** Opening Material provided block **

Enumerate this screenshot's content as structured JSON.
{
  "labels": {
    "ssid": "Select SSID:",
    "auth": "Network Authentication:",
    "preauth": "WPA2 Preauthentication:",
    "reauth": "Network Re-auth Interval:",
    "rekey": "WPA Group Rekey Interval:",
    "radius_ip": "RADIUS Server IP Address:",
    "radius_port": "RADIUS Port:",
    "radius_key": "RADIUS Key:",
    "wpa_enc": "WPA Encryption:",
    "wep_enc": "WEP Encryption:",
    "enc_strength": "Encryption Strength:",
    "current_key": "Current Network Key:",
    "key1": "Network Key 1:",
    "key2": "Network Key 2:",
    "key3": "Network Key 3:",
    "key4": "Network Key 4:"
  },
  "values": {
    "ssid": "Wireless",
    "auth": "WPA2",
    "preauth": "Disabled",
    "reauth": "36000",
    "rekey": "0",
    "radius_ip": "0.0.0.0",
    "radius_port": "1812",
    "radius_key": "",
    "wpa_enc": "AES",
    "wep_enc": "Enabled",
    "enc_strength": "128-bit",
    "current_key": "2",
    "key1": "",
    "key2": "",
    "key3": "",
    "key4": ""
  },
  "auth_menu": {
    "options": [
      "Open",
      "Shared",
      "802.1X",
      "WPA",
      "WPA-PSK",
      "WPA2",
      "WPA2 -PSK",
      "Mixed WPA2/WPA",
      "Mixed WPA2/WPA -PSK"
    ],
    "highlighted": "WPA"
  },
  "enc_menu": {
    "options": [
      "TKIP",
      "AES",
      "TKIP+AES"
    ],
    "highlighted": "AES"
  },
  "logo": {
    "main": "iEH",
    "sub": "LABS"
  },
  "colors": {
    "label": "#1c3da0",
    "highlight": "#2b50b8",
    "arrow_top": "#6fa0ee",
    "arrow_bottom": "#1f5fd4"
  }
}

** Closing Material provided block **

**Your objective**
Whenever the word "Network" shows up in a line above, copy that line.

**Answer section**
    "auth": "Network Authentication:",
    "reauth": "Network Re-auth Interval:",
    "current_key": "Current Network Key:",
    "key1": "Network Key 1:",
    "key2": "Network Key 2:",
    "key3": "Network Key 3:",
    "key4": "Network Key 4:"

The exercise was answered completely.